On the other hand... if it has value, you have to ask yourself if our government will be able to restrain itself strictly to teh terrorists. Prosecutors will fall over themselves for a search of this. Think about divorce proceedings. Certainly, a corrupt cop will never be tempted sell access to PIs.

But you're not doing anything wrong, so you don't have anything to worry about, right?
5.11.2006 6:58pm
DJ (mail):
"This program explicitly *is* keeping track of all phone calls of all people."

No. The phone companies--not the NSA--keeps "track" (meaning retains records) of all phone calls. And, as I understand from the reports, such records go back decades.

Since you have touble understanding, Medis, let me make it clear: What the program does here is (1) obtain this pre-existing information and (2) analyze it for patterns. What sort of patterns? I don't know for sure, but some easy ones come to mind: seeing who routinely calls the numbers of known terrorists; observing when a large increase in the number of calls to the Middle East occurs (chatter which could, perhaps, pre-sage a terrorist attack); and, after a terrorist attack occurs, determine if there was an unusual pattern of calls made before or after the event. Note that this has nothing to do with personal information of innocent Americans.

And, BruceB, I don't have a mistress (thanks for classing things up here), but I can assure you that the feds are not using their ample resources to monitor or "keep track" of my phone calls to my wife because she is not a terrorist and she doesn't live in Syria or Iran.

I agree that we should be vigilant that NSA not use this information willy nilly. But that doesn't have anything to do with what the President said today--which was the original topic of this post, right?
5.11.2006 7:22pm
Just an Observer:
Bush's statement was a classic non-denial denial.

He actually disputed nothing in the USA Today story.
5.11.2006 7:31pm
byomtov (mail):
What in the world is the difference between NSA getting the information from the phone cos. and tracking it itself? Suppose they were getting everyone's financial records. Would it be OK because banks, brokerage houses, etc, were the actual record-keepers and NSA was just just getting the pre-existing data?
5.11.2006 7:39pm
Medis:
DJ,

The problem with your analysis is that your step (1) already involves the government collecting the personal information of innocent Americans.
5.11.2006 7:46pm
BruceB (mail):
DJ,

"I can assure you that the feds are not using their ample resources to monitor or "keep track" of my phone calls to my wife because she is not a terrorist and she doesn't live in Syria or Iran."

I have no idea what you base your assurance on, but if you have that much certainty, you are much more trusting of the government than I am.

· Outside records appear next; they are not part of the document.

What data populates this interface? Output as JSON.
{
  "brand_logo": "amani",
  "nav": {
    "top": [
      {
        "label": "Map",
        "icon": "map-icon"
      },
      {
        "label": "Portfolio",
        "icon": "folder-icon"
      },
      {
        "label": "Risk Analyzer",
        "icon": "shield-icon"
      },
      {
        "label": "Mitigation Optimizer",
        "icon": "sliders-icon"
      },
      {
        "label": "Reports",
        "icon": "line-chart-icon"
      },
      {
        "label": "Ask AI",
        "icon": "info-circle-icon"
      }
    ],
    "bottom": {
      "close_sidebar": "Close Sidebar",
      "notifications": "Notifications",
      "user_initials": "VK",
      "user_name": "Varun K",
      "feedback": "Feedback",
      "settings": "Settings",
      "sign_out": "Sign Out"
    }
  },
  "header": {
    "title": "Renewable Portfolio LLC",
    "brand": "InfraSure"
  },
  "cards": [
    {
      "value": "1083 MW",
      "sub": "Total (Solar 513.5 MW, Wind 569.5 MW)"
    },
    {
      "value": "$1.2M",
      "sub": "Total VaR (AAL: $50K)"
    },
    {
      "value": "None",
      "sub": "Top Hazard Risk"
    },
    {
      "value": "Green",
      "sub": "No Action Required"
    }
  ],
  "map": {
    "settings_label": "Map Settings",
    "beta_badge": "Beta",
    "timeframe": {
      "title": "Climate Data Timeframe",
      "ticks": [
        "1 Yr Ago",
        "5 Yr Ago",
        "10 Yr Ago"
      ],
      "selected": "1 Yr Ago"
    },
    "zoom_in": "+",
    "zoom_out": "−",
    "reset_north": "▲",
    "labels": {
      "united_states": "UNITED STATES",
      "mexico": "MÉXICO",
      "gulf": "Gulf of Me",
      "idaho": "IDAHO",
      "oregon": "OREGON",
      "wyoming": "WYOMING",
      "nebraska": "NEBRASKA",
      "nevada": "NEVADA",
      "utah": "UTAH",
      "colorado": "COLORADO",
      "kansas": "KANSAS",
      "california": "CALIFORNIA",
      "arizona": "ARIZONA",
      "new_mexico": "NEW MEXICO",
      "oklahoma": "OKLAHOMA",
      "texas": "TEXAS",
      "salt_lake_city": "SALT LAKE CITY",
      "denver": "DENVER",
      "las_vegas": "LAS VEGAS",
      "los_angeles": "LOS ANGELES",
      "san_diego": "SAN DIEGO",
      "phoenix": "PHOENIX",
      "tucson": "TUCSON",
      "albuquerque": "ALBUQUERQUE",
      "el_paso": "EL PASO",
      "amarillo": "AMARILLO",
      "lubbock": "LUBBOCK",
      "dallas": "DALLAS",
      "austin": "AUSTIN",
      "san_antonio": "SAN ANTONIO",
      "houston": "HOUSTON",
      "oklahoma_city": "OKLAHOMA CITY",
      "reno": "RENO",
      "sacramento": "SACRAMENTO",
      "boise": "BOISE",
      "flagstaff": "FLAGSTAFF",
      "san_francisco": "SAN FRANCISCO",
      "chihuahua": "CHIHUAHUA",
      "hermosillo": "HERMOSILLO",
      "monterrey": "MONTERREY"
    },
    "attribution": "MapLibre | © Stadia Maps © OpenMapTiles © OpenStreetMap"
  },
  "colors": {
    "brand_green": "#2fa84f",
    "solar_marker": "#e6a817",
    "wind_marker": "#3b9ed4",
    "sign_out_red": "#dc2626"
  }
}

If the use of this data was as you describe, why would they need the records of all calls Americans made to other Americans? Why not trace, record, and/or tap just the calls to these known terrorists, and to/from Middle Eastern countries?

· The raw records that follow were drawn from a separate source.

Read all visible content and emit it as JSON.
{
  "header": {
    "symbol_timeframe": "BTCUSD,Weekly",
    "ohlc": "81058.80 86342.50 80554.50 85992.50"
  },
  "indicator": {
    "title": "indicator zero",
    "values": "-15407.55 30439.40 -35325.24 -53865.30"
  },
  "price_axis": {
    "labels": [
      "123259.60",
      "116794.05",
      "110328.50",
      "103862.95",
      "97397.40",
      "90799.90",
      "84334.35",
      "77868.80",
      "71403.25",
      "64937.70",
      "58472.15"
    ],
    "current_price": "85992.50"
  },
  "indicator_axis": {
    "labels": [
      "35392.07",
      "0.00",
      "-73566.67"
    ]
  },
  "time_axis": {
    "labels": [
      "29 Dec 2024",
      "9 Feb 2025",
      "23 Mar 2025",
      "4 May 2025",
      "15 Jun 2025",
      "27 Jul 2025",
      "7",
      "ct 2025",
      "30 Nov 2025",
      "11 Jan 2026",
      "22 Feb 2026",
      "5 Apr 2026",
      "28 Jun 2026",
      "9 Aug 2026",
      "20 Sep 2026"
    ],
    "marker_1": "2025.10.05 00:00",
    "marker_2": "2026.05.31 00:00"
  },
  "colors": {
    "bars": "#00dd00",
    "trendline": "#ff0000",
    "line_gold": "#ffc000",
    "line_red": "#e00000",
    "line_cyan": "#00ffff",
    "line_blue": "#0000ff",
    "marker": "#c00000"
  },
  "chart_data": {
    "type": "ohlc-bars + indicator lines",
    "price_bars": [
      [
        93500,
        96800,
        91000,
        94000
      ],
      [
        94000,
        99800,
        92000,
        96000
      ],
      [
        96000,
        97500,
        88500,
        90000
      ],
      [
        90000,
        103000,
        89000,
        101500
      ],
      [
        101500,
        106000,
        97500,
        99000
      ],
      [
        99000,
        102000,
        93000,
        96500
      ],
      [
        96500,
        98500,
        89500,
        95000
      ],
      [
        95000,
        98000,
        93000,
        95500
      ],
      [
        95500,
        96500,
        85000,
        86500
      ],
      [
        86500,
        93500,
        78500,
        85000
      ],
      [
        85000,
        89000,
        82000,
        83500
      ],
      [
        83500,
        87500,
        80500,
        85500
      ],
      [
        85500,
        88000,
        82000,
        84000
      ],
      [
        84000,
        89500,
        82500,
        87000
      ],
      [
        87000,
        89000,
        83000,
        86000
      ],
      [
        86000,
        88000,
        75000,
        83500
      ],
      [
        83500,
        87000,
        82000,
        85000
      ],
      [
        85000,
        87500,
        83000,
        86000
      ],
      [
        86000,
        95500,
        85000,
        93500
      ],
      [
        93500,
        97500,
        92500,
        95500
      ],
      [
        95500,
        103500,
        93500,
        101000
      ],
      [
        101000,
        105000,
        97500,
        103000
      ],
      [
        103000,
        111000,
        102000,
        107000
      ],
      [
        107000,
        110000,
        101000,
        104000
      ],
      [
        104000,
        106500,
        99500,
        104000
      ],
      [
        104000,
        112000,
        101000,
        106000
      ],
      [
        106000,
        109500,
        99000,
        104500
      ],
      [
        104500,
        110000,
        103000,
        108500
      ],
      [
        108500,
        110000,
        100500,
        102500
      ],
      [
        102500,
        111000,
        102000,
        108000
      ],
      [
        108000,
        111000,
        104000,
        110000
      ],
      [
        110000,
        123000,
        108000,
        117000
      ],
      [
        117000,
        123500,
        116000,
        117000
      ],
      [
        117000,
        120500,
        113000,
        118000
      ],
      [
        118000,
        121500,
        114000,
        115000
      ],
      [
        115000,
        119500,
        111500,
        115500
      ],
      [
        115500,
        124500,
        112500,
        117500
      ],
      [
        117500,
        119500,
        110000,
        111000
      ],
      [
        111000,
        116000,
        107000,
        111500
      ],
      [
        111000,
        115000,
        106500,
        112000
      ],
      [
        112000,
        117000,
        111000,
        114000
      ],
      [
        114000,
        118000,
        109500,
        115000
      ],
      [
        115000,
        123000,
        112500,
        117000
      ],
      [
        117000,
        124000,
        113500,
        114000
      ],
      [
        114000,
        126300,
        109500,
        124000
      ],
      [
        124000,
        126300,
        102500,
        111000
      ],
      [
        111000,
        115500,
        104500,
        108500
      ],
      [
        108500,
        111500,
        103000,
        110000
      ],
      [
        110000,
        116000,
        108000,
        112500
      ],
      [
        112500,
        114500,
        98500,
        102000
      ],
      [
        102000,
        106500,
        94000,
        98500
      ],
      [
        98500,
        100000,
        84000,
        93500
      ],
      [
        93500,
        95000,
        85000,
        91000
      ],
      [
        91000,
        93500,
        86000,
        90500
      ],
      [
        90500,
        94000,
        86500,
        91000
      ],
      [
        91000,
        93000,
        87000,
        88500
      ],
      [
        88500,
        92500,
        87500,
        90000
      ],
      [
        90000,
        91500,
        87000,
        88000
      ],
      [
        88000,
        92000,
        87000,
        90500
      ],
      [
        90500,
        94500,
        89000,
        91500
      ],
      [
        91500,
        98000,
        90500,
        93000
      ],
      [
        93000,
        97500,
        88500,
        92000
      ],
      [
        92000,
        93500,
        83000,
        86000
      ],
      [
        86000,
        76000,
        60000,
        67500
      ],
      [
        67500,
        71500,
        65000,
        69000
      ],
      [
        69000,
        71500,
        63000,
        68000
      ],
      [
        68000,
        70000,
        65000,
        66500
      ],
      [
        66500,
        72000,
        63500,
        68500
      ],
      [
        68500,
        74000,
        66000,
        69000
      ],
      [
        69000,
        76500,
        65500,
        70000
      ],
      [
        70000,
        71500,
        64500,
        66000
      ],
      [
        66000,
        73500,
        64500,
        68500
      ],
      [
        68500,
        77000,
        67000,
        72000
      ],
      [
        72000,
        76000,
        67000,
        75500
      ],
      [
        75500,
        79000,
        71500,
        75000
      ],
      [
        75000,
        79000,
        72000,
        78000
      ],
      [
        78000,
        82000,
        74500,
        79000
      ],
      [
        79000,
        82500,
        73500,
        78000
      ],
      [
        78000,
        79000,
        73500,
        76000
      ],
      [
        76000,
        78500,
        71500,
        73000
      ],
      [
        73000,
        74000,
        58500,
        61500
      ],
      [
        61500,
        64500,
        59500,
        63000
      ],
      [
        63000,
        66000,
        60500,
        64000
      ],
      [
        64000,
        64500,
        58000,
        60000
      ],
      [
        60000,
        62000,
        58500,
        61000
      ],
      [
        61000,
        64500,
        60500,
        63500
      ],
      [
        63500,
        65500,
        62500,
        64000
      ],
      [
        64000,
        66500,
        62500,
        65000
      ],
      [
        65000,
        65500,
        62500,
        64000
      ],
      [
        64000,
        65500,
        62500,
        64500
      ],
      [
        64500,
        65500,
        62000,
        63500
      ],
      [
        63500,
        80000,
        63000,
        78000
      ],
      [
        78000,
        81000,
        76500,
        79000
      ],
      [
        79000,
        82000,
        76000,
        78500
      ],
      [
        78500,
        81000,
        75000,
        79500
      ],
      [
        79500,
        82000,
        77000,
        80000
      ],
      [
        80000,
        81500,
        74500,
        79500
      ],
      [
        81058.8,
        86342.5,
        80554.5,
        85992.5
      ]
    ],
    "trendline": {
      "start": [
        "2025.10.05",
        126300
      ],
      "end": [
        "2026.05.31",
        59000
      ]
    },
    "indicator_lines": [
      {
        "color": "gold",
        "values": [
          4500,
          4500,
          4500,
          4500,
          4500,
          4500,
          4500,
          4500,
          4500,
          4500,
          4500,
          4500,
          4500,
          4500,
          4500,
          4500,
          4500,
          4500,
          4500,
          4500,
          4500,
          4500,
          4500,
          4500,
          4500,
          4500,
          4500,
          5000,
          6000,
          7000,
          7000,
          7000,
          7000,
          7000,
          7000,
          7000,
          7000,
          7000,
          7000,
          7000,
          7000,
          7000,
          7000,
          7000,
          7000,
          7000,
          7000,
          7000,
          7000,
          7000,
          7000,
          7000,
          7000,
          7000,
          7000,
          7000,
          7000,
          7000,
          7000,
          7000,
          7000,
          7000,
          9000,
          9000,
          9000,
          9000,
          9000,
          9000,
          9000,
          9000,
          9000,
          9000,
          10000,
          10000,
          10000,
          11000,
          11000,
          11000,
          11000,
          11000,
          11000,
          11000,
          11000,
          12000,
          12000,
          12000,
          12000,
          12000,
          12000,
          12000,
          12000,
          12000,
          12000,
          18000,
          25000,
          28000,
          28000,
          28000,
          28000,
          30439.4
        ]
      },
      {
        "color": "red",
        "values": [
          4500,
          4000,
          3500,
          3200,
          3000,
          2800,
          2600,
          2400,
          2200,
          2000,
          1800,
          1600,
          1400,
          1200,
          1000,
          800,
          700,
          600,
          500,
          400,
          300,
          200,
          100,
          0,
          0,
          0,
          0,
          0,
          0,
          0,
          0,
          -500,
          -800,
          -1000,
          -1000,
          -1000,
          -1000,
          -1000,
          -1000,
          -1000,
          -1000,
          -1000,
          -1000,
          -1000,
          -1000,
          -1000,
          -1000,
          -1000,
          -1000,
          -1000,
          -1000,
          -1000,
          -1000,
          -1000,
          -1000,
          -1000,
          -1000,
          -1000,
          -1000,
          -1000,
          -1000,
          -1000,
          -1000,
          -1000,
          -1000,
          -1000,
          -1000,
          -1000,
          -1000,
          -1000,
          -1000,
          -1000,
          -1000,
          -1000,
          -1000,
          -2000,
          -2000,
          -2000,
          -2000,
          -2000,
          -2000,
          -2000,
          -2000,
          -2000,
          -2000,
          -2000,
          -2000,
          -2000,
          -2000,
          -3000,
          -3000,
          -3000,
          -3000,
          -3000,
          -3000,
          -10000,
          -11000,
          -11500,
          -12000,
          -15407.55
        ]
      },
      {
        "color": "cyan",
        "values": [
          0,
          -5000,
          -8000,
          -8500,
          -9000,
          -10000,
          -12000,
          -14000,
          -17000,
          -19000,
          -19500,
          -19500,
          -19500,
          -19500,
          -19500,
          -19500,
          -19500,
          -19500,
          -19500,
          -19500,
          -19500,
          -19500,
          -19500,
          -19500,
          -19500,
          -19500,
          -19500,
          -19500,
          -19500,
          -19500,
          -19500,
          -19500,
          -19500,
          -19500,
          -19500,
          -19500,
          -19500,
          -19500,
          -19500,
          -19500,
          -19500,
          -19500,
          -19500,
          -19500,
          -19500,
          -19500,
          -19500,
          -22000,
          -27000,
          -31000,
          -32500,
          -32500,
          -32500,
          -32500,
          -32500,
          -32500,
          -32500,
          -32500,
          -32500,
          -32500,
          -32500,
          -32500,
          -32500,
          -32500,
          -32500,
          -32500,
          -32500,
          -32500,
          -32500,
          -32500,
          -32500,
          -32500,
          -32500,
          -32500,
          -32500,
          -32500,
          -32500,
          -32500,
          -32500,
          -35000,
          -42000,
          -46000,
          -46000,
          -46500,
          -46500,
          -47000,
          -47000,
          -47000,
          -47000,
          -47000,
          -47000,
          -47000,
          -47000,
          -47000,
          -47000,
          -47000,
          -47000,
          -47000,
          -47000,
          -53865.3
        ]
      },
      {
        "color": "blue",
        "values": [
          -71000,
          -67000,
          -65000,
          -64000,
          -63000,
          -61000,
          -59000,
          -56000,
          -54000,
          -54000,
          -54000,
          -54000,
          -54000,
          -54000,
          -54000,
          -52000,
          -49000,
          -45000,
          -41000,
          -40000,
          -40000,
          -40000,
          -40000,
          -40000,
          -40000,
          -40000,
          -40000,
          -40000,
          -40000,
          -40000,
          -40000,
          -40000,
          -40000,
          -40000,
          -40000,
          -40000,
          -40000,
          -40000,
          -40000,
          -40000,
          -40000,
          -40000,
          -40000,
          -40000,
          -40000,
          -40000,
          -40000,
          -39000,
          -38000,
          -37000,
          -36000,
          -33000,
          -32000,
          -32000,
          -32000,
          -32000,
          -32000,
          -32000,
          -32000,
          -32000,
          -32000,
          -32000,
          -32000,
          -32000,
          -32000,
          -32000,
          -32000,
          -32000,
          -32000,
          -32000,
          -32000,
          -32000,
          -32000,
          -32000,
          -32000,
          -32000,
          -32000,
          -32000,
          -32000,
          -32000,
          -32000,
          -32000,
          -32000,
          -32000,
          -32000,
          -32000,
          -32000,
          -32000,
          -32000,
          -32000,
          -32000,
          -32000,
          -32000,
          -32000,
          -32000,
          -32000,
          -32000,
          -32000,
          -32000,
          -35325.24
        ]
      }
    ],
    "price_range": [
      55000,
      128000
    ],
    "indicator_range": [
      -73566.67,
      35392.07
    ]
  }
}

The mistress comment (along with the debt and doctor examples) was meant to illustrate that many people, while breaking no laws, have things they wish to keep personal and private. No intent at all to besmirch you, and sorry if it came across that way.
5.11.2006 8:18pm
Josh_Jasper (mail):
People keep saying that the NSA is looking through phone records of known terrorists

That's not true. They're not telling us who they're looking at, or for what reasons. In fact, we have no clue what they're doing. This is just another case of the Bush administration and it's tools telling us to trust them, and not allowing us to check up on what they're doing.

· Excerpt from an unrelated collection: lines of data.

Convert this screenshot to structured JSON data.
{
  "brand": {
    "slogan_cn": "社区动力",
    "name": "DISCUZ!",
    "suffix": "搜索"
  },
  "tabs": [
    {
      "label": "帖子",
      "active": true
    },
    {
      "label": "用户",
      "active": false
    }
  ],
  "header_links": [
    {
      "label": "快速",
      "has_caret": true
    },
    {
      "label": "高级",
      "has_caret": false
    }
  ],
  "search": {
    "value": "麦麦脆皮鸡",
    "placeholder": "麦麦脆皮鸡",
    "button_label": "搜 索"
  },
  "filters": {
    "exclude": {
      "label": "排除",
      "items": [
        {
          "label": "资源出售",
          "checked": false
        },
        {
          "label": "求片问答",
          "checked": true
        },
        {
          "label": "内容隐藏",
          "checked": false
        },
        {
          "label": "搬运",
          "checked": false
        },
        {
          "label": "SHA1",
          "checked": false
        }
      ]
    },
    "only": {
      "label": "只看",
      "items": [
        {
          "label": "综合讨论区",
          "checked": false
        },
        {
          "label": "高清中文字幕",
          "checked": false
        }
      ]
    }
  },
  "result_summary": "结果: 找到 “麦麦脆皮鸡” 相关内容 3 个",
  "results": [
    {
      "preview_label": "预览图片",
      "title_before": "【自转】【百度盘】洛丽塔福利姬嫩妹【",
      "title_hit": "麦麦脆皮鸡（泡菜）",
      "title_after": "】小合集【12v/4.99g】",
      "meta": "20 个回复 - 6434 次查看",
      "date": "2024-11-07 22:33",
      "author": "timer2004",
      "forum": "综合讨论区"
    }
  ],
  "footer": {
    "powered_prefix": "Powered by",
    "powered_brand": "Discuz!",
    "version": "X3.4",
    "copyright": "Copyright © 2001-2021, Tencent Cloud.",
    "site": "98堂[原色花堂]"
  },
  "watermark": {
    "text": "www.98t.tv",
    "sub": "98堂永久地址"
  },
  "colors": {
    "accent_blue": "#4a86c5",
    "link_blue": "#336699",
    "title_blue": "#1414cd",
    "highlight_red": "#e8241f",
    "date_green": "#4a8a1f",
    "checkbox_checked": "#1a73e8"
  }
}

For all we know, they could be playing six degrees of seperation from political opponents. We have no way of knowing, do we?

Again, I'll ask the people who support Bush ahving this right: do you think Clinton wouldn't abuse it? Remember the outrage that was generated over his requesting raw FBI files. Now you'll be granting him (assuming retroactive history :-) the right to check up on anyone's calling paterns without oversight.
5.12.2006 3:04pm